Basketball Bears: Where are they now?

Former Baylor basketball players, forward Johnathan Motley and Ishmail Wainright celebrate during a Feb. 20, 2016 game at Texas. Motley has found success for the Texas Legends since leaving Baylor after his junior season and Wainright played tight end for the football team in 2017. Photo Credit: Associated Press/Eric Gay

By Max Calderone | Reporter

The Baylor men’s basketball program has built a reputation for churning out well-developed players and seeing them go on to compete at the next level.

Over the past few years, fans have seen their share of talented Bears with electric personalities take the floor for Scott Drew and company. Now, many of them are finding success in their endeavors following their college careers.

BaylorProud recently listed the four Baylor alumni who are currently playing in the NBA – Ekpe Udoh, Royce O’Neale, Quincy Acy and Taurean Prince – and documented their accomplishments. Udoh and O’Neale have teamed up in Utah and provided the Jazz with helpful minutes off the bench. Udoh has a 3.6 assist-to-turnover ratio, well above the team’s average of 1.5, and O’Neale has shot close to 40 percent from the field, sitting at 39.2 percent.

Acy has found a home with the Brooklyn Nets after bouncing around the league between various teams. He’s made stops in Toronto, Sacramento, New York and Dallas before landing in Brooklyn. He is averaging six points per game and playing an average of 19.5 minutes each night.

Prince has become one of the breakout stars of the NBA this year with the Atlanta Hawks, blossoming into a starting role and shooting over 43 percent from the field. He does a little bit of everything, averaging 12.3 points per game and 5.3 rebounds per game, in addition to just over two assists per game.

Hawks head coach Mike Budenholzer said he has been impressed with Prince’s growth and development in just his second season as a pro.

“He’s a young player that’s growing with each night,” Budenholzer said in an article published by Peachtree Hoops, SBNation’s blog site dedicated to the Hawks. “We’re pleased with the way he’s playing.”

Class of 2017’s Johnathan Motley is close behind his peers, as he has spent the majority of his rookie year in the G-League with the Texas Legends, the Dallas Mavericks’ developmental league affiliate. Motley has averaged 21.8 points per game along with 10.7 rebounds per game in 22 games. He was named to the All-NBA G-League Showcase 2018 First Team for his efforts so far this season.

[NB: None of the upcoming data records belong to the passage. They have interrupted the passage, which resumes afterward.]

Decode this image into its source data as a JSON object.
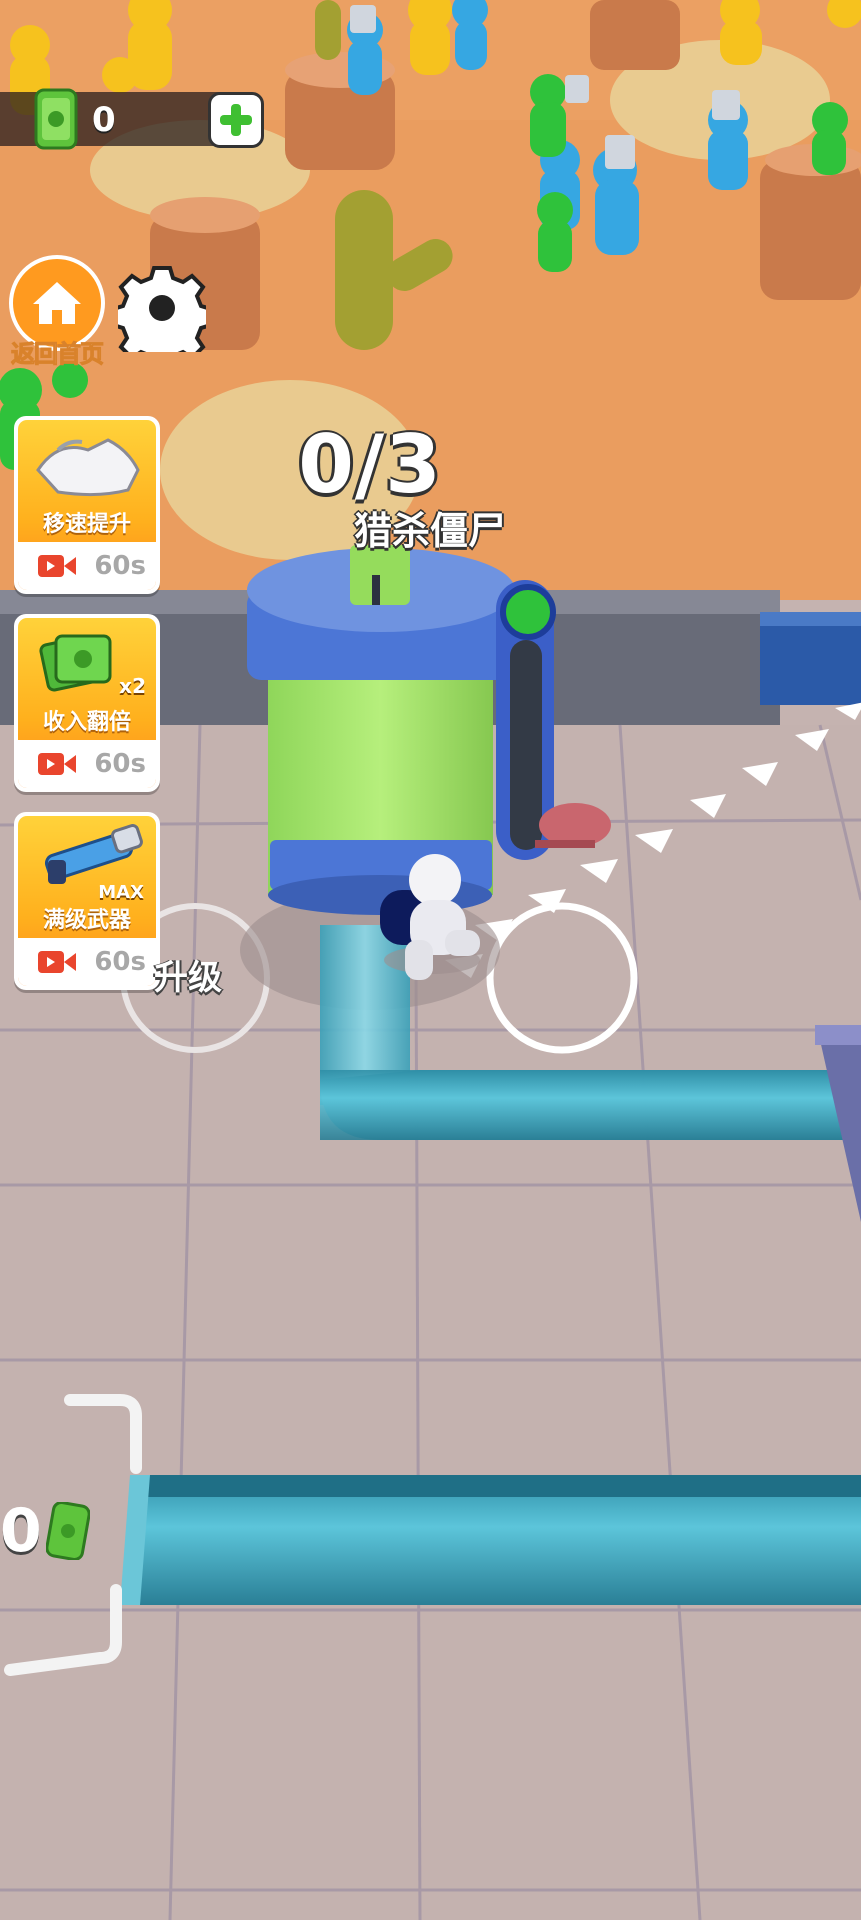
{
  "hud": {
    "money": "0",
    "home_label": "返回首页",
    "icons": [
      "cash-icon",
      "plus-icon",
      "home-icon",
      "gear-icon",
      "video-icon"
    ]
  },
  "boosts": [
    {
      "title": "移速提升",
      "time": "60s",
      "icon": "speed-boot-icon"
    },
    {
      "title": "收入翻倍",
      "time": "60s",
      "icon": "cash-stack-icon",
      "badge": "x2"
    },
    {
      "title": "满级武器",
      "time": "60s",
      "icon": "blaster-icon",
      "badge": "MAX"
    }
  ],
  "task": {
    "progress": "0/3",
    "label": "猎杀僵尸"
  },
  "world": {
    "upgrade_label": "升级",
    "price_prefix": "0"
  },
  "colors": {
    "accent_orange": "#ff9a1f",
    "sand": "#eba063",
    "floor": "#c5b3b0",
    "tank_liquid": "#a7e36a",
    "tank_blue": "#4c76d6",
    "pipe": "#3fb0c8"
  }
}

Legends head coach Bob MacKinnon praised Motley for his his intangibles and positive attitude when speaking to Mike Fisher of

“He’s everything you want in a player,” MacKinnon said. “It’s not just the numbers, which of course everybody notices. It’s work ethic, teamwork, learning things like pick-and-roll defense. We’ve been extremely happy with his progess.”

While Motley looks to reach the pinnacle of American basketball, other Baylor alumni are finding themselves playing overseas. Lester Medford, most notable for his game-winning shot against Texas Tech in 2016, is playing in Lithuania for Nevezis. Isaiah Austin, famous for being diagnosed with Marfan syndrome and his Dream Again campaign, is set to start a new season with Champville SC in Lebanon.

Waco junior Drew Mastin has worked closely with many of the players previously mentioned as a student manager with the Baylor men’s basketball team. He said he is always proud to see them continue on at the next level and recognizes the rarity of their situations.

“It’s cool to see them doing well and having success because even for the best players nothing is guaranteed after they leave here,” Mastin said.

But for some former Bears, basketball is no longer part of the equation. Rico Gathers and Ishmail Wainright have hit their stride on the gridiron.

Gathers was drafted by the Dallas Cowboys in the sixth round of the 2016 NFL Draft as a tight end. He turned heads with a strong preseason, making seven receptions for 106 yards and two touchdowns in two games, but was hampered by concussion symptoms that caused him to be placed on injured reserve for the 2017 season.

Wainright stayed on-campus and played the 2017 season as a tight end under Matt Rhule at Baylor. Two of his four catches went for touchdowns. He is now preparing for a potential NFL career, according to a tweet from Dec. 20.

“It’s pretty cool to see players train hard enough and completely change their bodies for a different sport,” said Austin junior Parker Huxtable. “For them to be able to make it at the next level, having played for such a short amount of time, is pretty special to watch as a fan.”

Whether it be on the hardwood or artificial turf, the Bears have been doing big things since their time in Waco. All that’s left to ask is, who’s next?